Causes: The urea cycle in the liver in which ammonia gets converted to urea is responsible for excretion of waste nitrogen. Hyperammonemia in newborns is most commonly associated with inherited disorders of amino acid and organic acid metabolism. Causes in adults include Reye’s syndrome, liver failure, sepsis especially infections with urea splitting organisms, high dose chemotherapy, drugs (salicyclates, valproate), gastrointestinal bleeding, multiple myeloma, parenteral nutrition and late onset of urea cycle defects. The latter usually presents with episodic encephalopathy precipitated by metabolic stressors like infection, anesthesia or pregnancy.
Clinical features: Hyperammonemia can be life threatening and if persistent can lead to irreversible neuronal damage. It leads to cerebral edema causing progressive encephalopathy. Respiratory alkalosis is common due to central hyperventilation. Severe hyperammonemia can also cause seizures. An MRI brain is usually consistent with hypoxic ischemic encephalopathy
When to start dialysis? There are no published guidelines for when to initiate dialysis in a patient with hyperammonemia due to urea cycle defects. It is commonly indicated if the ammonia blood level is greater than three to four times the upper limit of normal or greater than 200 micromoles/L. Continuous hemodialysis is started with higher flow rates and is the most effective treatment in rapidly reducing ammonia levels. Even though ammonia is osmotically active, the rapid removal of ammonia is not associated with disequilibrium syndrome mainly due to two reasons: First, there is a rapid equilibration of ammonia across the cell membrane. Secondly, the total amount in the blood, even in severe hyperammonemia, is only about 200 micromoles. This contributes less than 1 mosm per liter to total osmolality and therefore, even if it were all removed at once, the change in osmolality is too small to make cause disequilibrium.
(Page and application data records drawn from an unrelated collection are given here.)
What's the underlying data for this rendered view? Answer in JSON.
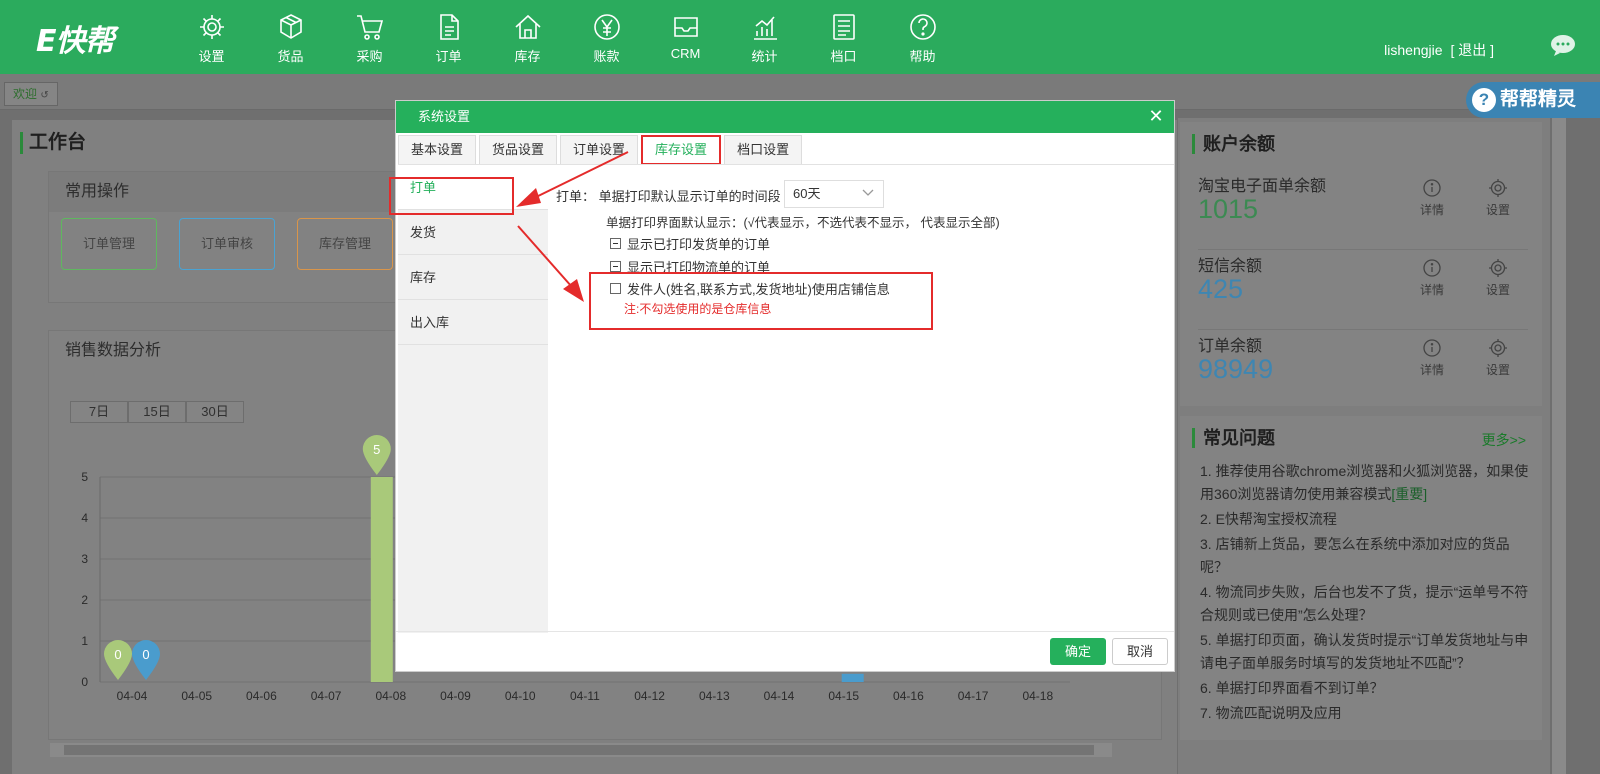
{
  "header": {
    "logo": "E快帮",
    "nav": [
      {
        "label": "设置",
        "icon": "gear-icon"
      },
      {
        "label": "货品",
        "icon": "box-icon"
      },
      {
        "label": "采购",
        "icon": "cart-icon"
      },
      {
        "label": "订单",
        "icon": "document-icon"
      },
      {
        "label": "库存",
        "icon": "home-icon"
      },
      {
        "label": "账款",
        "icon": "yen-icon"
      },
      {
        "label": "CRM",
        "icon": "inbox-icon"
      },
      {
        "label": "统计",
        "icon": "chart-icon"
      },
      {
        "label": "档口",
        "icon": "list-icon"
      },
      {
        "label": "帮助",
        "icon": "help-icon"
      }
    ],
    "user": "lishengjie",
    "logout": "[ 退出 ]"
  },
  "tabs": {
    "welcome": "欢迎"
  },
  "helper": {
    "icon": "question-icon",
    "label": "帮帮精灵"
  },
  "workbench": {
    "title": "工作台",
    "common_ops": {
      "title": "常用操作",
      "buttons": [
        "订单管理",
        "订单审核",
        "库存管理"
      ]
    },
    "sales": {
      "title": "销售数据分析",
      "ranges": [
        "7日",
        "15日",
        "30日"
      ]
    }
  },
  "chart_data": {
    "type": "bar",
    "categories": [
      "04-04",
      "04-05",
      "04-06",
      "04-07",
      "04-08",
      "04-09",
      "04-10",
      "04-11",
      "04-12",
      "04-13",
      "04-14",
      "04-15",
      "04-16",
      "04-17",
      "04-18"
    ],
    "series": [
      {
        "values": [
          0,
          0,
          0,
          0,
          5,
          0,
          0,
          0,
          0,
          0,
          0,
          0,
          0,
          0,
          0
        ],
        "color": "#a9c97a"
      },
      {
        "values": [
          0,
          0,
          0,
          0,
          0,
          0,
          0,
          0,
          0,
          0,
          0,
          0.2,
          0,
          0,
          0
        ],
        "color": "#4a9ccd"
      }
    ],
    "yticks": [
      0,
      1,
      2,
      3,
      4,
      5
    ],
    "ylim": [
      0,
      5
    ],
    "markers": [
      {
        "category": "04-04",
        "series": 0,
        "label": "0"
      },
      {
        "category": "04-04",
        "series": 1,
        "label": "0"
      },
      {
        "category": "04-08",
        "series": 0,
        "label": "5"
      }
    ]
  },
  "account": {
    "title": "账户余额",
    "items": [
      {
        "label": "淘宝电子面单余额",
        "value": "1015",
        "color": "#4fb36c"
      },
      {
        "label": "短信余额",
        "value": "425",
        "color": "#5aaedc"
      },
      {
        "label": "订单余额",
        "value": "98949",
        "color": "#5aaedc"
      }
    ],
    "detail_label": "详情",
    "settings_label": "设置"
  },
  "faq": {
    "title": "常见问题",
    "more": "更多>>",
    "items": [
      {
        "text": "1. 推荐使用谷歌chrome浏览器和火狐浏览器，如果使用360浏览器请勿使用兼容模式",
        "tag": "[重要]"
      },
      {
        "text": "2. E快帮淘宝授权流程",
        "tag": ""
      },
      {
        "text": "3. 店铺新上货品，要怎么在系统中添加对应的货品呢？",
        "tag": ""
      },
      {
        "text": "4. 物流同步失败，后台也发不了货，提示“运单号不符合规则或已使用”怎么处理？",
        "tag": ""
      },
      {
        "text": "5. 单据打印页面，确认发货时提示“订单发货地址与申请电子面单服务时填写的发货地址不匹配”？",
        "tag": ""
      },
      {
        "text": "6. 单据打印界面看不到订单？",
        "tag": ""
      },
      {
        "text": "7. 物流匹配说明及应用",
        "tag": ""
      }
    ]
  },
  "modal": {
    "title": "系统设置",
    "tabs": [
      "基本设置",
      "货品设置",
      "订单设置",
      "库存设置",
      "档口设置"
    ],
    "active_tab": 3,
    "side": [
      "打单",
      "发货",
      "库存",
      "出入库"
    ],
    "active_side": 0,
    "row_label": "打单：  单据打印默认显示订单的时间段",
    "period": "60天",
    "hint": "单据打印界面默认显示：(√代表显示，不选代表不显示， 代表显示全部)",
    "options": [
      {
        "label": "显示已打印发货单的订单",
        "state": "indeterminate"
      },
      {
        "label": "显示已打印物流单的订单",
        "state": "indeterminate"
      },
      {
        "label": "发件人(姓名,联系方式,发货地址)使用店铺信息",
        "state": "unchecked"
      }
    ],
    "note": "注:不勾选使用的是仓库信息",
    "ok": "确定",
    "cancel": "取消"
  }
}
Contrast this with ammonia levels in the urine which are typically in the millimolar range.
The question remains whether to start dialysis in the setting of acute severe hyperammonemia (levels > 200 micromoles/L) and encephalopathy in adults with liver failure and normal kidney function. I was not able to find any literature on it and would like to know what the practice in other institutions is? I believe since severe hyperammonemia can lead to irreversible brain damage, dialysis should be instituted. See this previous post concerning hyperammonemia in individuals with myeloma.